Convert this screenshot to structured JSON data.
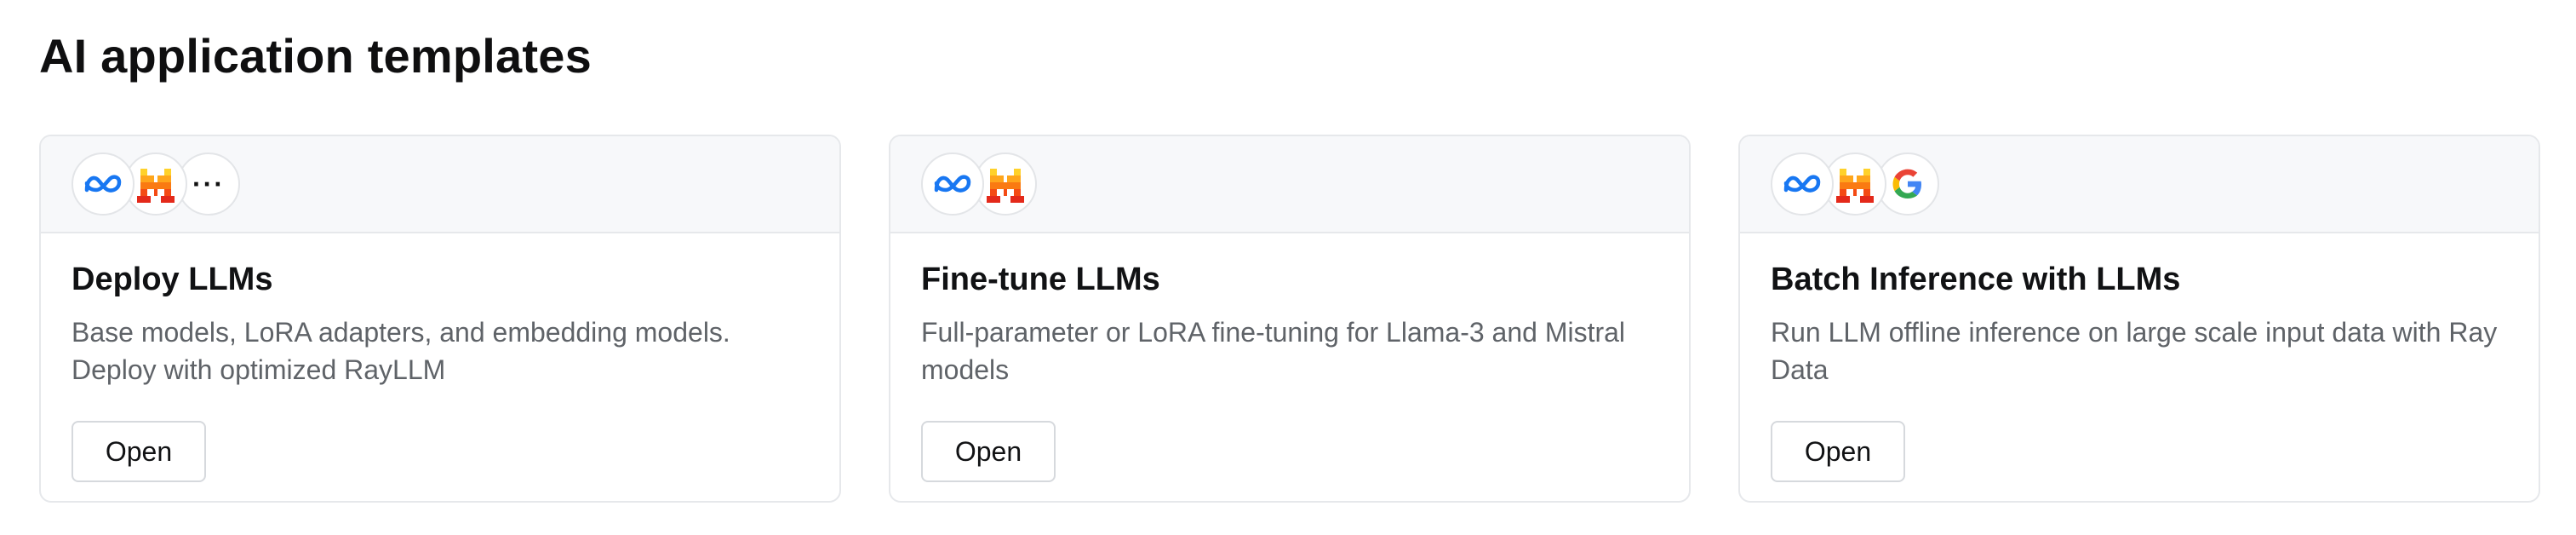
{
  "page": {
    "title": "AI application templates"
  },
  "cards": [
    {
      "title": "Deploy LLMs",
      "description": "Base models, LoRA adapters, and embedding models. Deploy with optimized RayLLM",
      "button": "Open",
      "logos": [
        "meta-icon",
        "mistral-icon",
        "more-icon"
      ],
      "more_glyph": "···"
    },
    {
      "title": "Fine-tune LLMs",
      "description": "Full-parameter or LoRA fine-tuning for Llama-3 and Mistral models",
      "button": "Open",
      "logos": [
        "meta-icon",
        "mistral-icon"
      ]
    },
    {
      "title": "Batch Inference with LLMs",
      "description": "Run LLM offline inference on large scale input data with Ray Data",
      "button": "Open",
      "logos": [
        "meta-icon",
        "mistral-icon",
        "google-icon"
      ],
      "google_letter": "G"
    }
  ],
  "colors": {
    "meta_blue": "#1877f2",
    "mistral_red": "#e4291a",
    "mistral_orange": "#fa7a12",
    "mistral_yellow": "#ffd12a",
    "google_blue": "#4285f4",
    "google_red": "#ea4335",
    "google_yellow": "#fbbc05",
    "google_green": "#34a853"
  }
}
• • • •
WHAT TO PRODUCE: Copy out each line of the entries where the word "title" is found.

SOLVED PROBLEM:
    "title": "AI application templates"
      "title": "Deploy LLMs",
      "title": "Fine-tune LLMs",
      "title": "Batch Inference with LLMs",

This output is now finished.